'''
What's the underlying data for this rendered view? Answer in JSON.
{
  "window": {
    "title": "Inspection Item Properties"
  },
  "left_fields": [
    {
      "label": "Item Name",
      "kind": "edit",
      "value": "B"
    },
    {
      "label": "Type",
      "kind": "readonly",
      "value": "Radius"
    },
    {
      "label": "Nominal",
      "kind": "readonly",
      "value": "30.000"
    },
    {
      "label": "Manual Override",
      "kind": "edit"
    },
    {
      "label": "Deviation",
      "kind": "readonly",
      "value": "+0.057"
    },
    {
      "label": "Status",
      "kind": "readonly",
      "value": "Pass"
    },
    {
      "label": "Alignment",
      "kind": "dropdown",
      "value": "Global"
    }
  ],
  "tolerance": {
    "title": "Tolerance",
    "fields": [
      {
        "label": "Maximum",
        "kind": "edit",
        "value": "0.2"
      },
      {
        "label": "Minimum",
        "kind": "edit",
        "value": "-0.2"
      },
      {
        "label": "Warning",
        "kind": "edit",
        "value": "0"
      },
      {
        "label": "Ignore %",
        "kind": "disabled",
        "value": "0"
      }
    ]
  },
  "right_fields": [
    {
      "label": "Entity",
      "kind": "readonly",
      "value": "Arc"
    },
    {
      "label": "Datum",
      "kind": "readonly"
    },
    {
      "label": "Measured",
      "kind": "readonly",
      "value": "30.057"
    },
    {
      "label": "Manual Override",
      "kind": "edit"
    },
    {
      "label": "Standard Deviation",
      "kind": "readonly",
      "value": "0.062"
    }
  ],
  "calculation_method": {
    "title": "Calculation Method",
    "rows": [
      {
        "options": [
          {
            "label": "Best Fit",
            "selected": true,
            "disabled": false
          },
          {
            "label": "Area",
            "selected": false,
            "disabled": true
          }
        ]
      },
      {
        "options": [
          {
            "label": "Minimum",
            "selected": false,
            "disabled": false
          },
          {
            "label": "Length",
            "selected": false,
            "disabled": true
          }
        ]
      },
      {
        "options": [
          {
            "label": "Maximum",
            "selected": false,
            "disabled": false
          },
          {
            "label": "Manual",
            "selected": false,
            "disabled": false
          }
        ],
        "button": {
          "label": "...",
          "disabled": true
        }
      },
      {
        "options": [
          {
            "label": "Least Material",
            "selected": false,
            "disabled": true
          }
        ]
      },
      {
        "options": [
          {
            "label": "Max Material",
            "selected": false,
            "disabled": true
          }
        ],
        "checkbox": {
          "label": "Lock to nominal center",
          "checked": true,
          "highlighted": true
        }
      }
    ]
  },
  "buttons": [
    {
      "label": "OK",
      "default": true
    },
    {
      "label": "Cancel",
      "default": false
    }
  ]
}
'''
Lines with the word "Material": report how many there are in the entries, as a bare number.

[TASK RESULT]:
2